It’s obvious you are passionate about this. When did you get interested in the question of interstellar flight?
[laughs] I grew up in Greece. I remember being a fanatic Star Trek fan. It used to be on Sunday mornings at 7 o’clock. It was amazing to me that none of my friends caught it, but they probably didn’t because it was on at 7 o’clock in the morning. But I never missed an episode.
When I was growing up, I had the notion in my mind that if we want this to happen – that this is a future I would like for my children – then someone has to start pushing. Someone has to dedicate their life to the hard work and solve all these problems. I don’t think interstellar travel isn’t feasible, it just requires dedication.
There is a very dedicated community when it comes to this stuff. I’m wondering if NASA or mainstream academia – if we want to use that term – addresses interstellar travel. I think I remember back in the late 1990s Dan Goldin, who was one of the NASA administrators, said we need to send a robotic probe somewhere. And then it just sort of fizzled out. Are places like NASA or Harvard working on things like this? Or is there just not the interest?

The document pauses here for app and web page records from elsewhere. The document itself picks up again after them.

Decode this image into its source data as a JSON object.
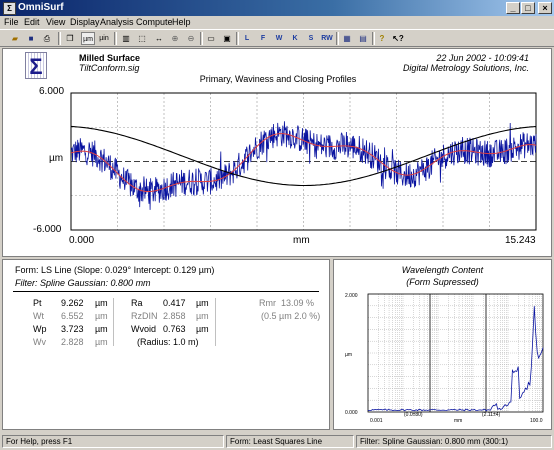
{
  "window": {
    "title": "OmniSurf"
  },
  "menu": [
    "File",
    "Edit",
    "View",
    "Display",
    "Analysis",
    "Compute",
    "Help"
  ],
  "toolbar": {
    "unit_um": "µm",
    "unit_uin": "µin",
    "g_l": "L",
    "g_f": "F",
    "g_w": "W",
    "g_k": "K",
    "g_s": "S",
    "g_rw": "RW"
  },
  "header": {
    "title": "Milled Surface",
    "file": "TiltConform.sig",
    "datetime": "22 Jun 2002 - 10:09:41",
    "company": "Digital Metrology Solutions, Inc.",
    "plot_title": "Primary, Waviness and Closing Profiles"
  },
  "profile_plot": {
    "y_top": "6.000",
    "y_unit": "µm",
    "y_bottom": "-6.000",
    "x_left": "0.000",
    "x_unit": "mm",
    "x_right": "15.243",
    "colors": {
      "primary": "#0a14a0",
      "waviness": "#e04040",
      "closing": "#000000"
    }
  },
  "results": {
    "form_line": "Form: LS Line   (Slope: 0.029°  Intercept: 0.129 µm)",
    "filter_line": "Filter: Spline Gaussian: 0.800 mm",
    "params": [
      {
        "name": "Pt",
        "value": "9.262",
        "unit": "µm",
        "dim": false
      },
      {
        "name": "Wt",
        "value": "6.552",
        "unit": "µm",
        "dim": true
      },
      {
        "name": "Wp",
        "value": "3.723",
        "unit": "µm",
        "dim": false
      },
      {
        "name": "Wv",
        "value": "2.828",
        "unit": "µm",
        "dim": true
      }
    ],
    "params2": [
      {
        "name": "Ra",
        "value": "0.417",
        "unit": "µm",
        "dim": false
      },
      {
        "name": "RzDIN",
        "value": "2.858",
        "unit": "µm",
        "dim": true
      },
      {
        "name": "Wvoid",
        "value": "0.763",
        "unit": "µm",
        "dim": false
      }
    ],
    "radius": "(Radius: 1.0 m)",
    "rmr_name": "Rmr",
    "rmr_value": "13.09",
    "rmr_unit": "%",
    "rmr_note": "(0.5 µm  2.0 %)"
  },
  "wavelength": {
    "title": "Wavelength Content",
    "subtitle": "(Form Supressed)",
    "y_top": "2.000",
    "y_unit": "µm",
    "y_bottom": "0.000",
    "x_left": "0.001",
    "x_mid": "mm",
    "x_right": "100.0",
    "marker1": "(0.0±80)",
    "marker2": "(2.11±4)"
  },
  "status": {
    "help": "For Help, press F1",
    "form": "Form: Least Squares Line",
    "filter": "Filter: Spline Gaussian: 0.800 mm (300:1)"
  }
}
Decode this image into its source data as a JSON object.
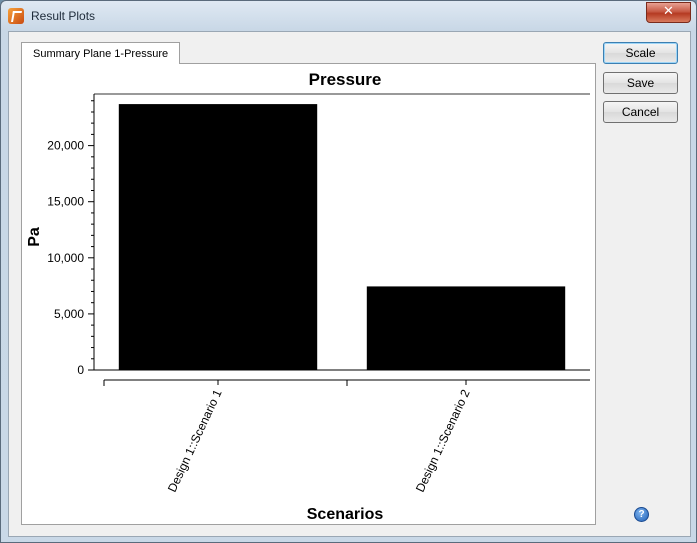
{
  "window": {
    "title": "Result Plots",
    "close_glyph": "✕"
  },
  "tab": {
    "label": "Summary Plane 1-Pressure"
  },
  "buttons": {
    "scale": "Scale",
    "save": "Save",
    "cancel": "Cancel"
  },
  "help": {
    "glyph": "?"
  },
  "chart_data": {
    "type": "bar",
    "title": "Pressure",
    "xlabel": "Scenarios",
    "ylabel": "Pa",
    "categories": [
      "Design 1::Scenario 1",
      "Design 1::Scenario 2"
    ],
    "values": [
      23700,
      7450
    ],
    "ylim": [
      0,
      24600
    ],
    "yticks": [
      0,
      5000,
      10000,
      15000,
      20000
    ],
    "ytick_labels": [
      "0",
      "5,000",
      "10,000",
      "15,000",
      "20,000"
    ],
    "bar_color": "#000000",
    "grid": false,
    "legend": "none"
  }
}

People have these interests, but the funding isn’t there to support the research. When the funding isn’t there, you have to move on to something that can sustain you. As the funding moves around, people’s interests move around. Recently, we’ve been very fortunate that there’s a massive drive toward exoplanet searches. We’ve got Kepler and a lot of ground based telescopes doing planetary transit studies looking for exoplanets.
Thousands are being detected, many of which are terrestrial planets. When we detect a terrestrial planet with a nitrogen oxygen atmosphere. Is there any doubt in your mind that there would be interest and the funding to pursue interstellar flight? I mean this is another world, potentially. When that happens we believe we will see a shift toward interstellar exploration and Icarus will be there having done a lot of work. A lot of the people that are working for NASA that already have very good ideas, many universities, a lot of independent researchers from all over the world will come together to contribute toward this grand plan.
Explain the name Project Icarus.
Project Icarus was the follow up to Project Daedalus. Mythologically, Daedalus was Icarus’s father. Daedalus was a great inventor that created these wings out of feathers and wax and he constructed them so that he could escape Minas’ labyrinth, which is where the minotaur was being held. Icarus flew too close to the sun on these wings and in doing that he fell to the ocean and was never seen again.
There are two takes on this myth. One is that Daedalus played it safe. He didn’t test the limits of the technology, but Icarus was continually pushing the limitations of the technology and identified a flaw. The next time those wings would be designed that flaw would be identified and the machine would be improved on. That is almost exactly what Project Icarus is doing right now. We are identifying the flaws in Daedalus design and improving it.
In terms of Icarus’ “failure,” I like putting a personal twist on that – and I’m inspired by so many Hollywood movies and sequels – I believe Icarus didn’t fall to the ocean and perish. He washed up on a Greek island somewhere. He reflected on what happened and after searching for his father in the skies, decided he was going to build another pair of wings for himself that would be stronger and better and he would soar to the heavens and reach his destination on his own.